- Magnum Opus Dissonance: Her favourite film was the B-movie Daughter of Shanghai - because she got to play an Action Survivor who is surprisingly competent for a heroine in the 1930s.
- Mighty Whitey and Mellow Yellow:
- She often had to date white men, because actresses in China were viewed as little more than prostitutes, and she was looked down on by Asian men.
- She starred in a few films with this subject matter - Piccadilly, The Toll of the Sea and Java Head (the only film in which she got to kiss her white co-star).
- The film Limehouse Blues has a Gender Flipped plot where it's a wealthy Eurasian crime lord trying to provide for a working class cockney girl - and Anna May's character advises him that it's not likely to work out.
- Missing Episode: Her films Bits of Life, The Fortieth Door, and The Chinese Parrot are considered lost, as is the series The Gallery of Madame Li-Tsong.
- Ms. Fanservice: Her stardom was in the Silent Era and The Pre-Code Era, so she showed quite a bit of skin in her films. Many of her first roles were as Beautiful Slave Girls. In some films - notably The Flame of Love, Piccadilly and Daughter of Shanghai - she has scenes where she dances in sexy costumes. Ironically averted in Shanghai Express - where she's playing a prostitute - as her outfits are fairly modest.
- Multiple Languages, Same Voice Actor: For Road to Dishonour she also dubbed herself in the French and German language versions.

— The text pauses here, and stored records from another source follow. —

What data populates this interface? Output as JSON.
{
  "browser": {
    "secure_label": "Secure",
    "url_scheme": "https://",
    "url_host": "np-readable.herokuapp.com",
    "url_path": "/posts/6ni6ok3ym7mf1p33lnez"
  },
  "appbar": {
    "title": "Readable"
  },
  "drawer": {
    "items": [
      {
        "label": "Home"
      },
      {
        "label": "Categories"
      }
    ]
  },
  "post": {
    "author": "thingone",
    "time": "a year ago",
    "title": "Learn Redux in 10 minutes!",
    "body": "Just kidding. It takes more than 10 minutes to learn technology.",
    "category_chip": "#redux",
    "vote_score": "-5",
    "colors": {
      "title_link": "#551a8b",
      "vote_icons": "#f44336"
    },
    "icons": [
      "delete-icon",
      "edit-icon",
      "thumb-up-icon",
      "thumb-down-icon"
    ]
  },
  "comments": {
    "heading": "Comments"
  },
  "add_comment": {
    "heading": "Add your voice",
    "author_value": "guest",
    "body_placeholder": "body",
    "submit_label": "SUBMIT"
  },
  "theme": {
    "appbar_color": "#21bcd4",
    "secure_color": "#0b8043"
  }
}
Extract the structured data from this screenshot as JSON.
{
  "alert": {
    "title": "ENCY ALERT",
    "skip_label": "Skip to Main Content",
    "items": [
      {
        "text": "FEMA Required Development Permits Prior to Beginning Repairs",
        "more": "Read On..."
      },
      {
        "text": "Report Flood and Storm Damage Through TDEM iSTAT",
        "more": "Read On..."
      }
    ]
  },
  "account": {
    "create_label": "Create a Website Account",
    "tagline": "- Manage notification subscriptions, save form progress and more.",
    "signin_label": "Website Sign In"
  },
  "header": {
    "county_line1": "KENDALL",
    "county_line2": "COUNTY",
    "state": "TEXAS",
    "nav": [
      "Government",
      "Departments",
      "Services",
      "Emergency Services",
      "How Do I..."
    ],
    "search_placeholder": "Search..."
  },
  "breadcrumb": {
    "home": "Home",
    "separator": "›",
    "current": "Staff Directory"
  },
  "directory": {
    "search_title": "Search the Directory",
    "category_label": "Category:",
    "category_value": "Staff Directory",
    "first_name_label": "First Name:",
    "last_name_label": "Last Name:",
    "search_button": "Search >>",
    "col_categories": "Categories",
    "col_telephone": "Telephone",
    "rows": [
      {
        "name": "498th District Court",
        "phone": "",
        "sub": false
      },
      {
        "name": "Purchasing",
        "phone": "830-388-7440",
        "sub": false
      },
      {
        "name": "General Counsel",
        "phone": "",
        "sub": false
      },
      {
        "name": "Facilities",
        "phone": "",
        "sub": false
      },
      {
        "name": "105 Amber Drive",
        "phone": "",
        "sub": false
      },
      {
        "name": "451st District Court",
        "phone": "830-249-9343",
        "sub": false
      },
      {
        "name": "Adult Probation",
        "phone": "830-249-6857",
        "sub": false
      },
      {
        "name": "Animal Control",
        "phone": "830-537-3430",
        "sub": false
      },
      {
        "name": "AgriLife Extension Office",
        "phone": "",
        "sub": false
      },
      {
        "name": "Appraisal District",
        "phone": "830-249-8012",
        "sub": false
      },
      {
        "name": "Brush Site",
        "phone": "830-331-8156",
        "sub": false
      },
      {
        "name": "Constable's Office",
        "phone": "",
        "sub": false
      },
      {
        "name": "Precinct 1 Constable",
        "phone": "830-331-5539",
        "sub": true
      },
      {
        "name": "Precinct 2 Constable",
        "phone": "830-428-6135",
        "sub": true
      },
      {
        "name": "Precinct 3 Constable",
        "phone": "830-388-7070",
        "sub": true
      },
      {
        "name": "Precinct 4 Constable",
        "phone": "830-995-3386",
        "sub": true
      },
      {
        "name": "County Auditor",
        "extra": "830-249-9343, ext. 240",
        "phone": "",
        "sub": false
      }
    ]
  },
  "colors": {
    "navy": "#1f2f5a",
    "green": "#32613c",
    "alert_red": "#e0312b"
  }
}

- The Muse: She reportedly inspired many writers. Composer Constant Lambert wrote Eight Poems of Li Po in her honor. "These Foolish Things (Remind Me of You)" was inspired by her too. The lead role in Daughter of Shanghai was eventually rewritten with her in mind.
- Non-Singing Voice: Her singing was dubbed for the 1934 musical Chu Chin Chow.
- Pop Culture Urban Legends: A rumor is that her role was heavily reduced in Across to Singapore because she was upstaging Joan Crawford. This is likely false, as Joan had not yet achieved her stardom (her breakout role Our Dancing Daughters was released the next year).
- Pseudo-Romantic Friendship: The novel Delayed Rays of a Star features her having these with Marlene Dietrich and Leni Riefenstahl, which did happen in real life. (In the case of her friendship with Dietrich, it began after they starred together in Shanghai Express.) Because of Marlene's reputation, people were sure there was an affair involved, which Anna May frequently denied.
- Star-Making Role: The Toll of the Sea made her the first leading Asian-American actress in Hollywood. Hilariously during production she said "this movie will never reach the screen."
- Took the Bad Film Seriously: The Daughter of the Dragon was regarded as a pulpy B-movie but Anna May's performance was praised.
- Tuckerization: The titular role in The Gallery of Madame Liu-Tsong was written specifically for her; her birth name was Wong Liu Tsong (according to the traditional Chinese name customs, the family name (Wong) usually comes first).
- Typecasting: As a Dragon Lady for most of her career. Sometimes as a Yamato Nadeshiko too.
- Vocal Evolution: As she got her start in silent films, she had a California accent. When she first appeared on the stage in London, she was mocked for it. As a result, she got vocal training at Cambridge to develop a more RP sounding accent.
- What Could Have Been:
- She founded her own production company in the 30s but it was dissolved due to disagreements with her business partner. She was hoping to adapt movies based on Chinese myths.
- She was offered the role of Lotus in The Good Earth but refused."If you let me play O-lan, I will be very glad. But you're asking me with Chinese blood to do the only unsympathetic role in the picture featuring an all-American cast portraying Chinese characters."
- MGM refused to cast her in The Son-Daughter, claiming she was "too Chinese", and Helen Hayes played the role in Yellowface.
- She wanted to play the Asian blackmailer in The Letter but it went to Gale Sondergaard (the reason for turning her down was that she was "too young" at 35). She later got to play the role in a 1956 stage adaptation, also directed by William Wyler.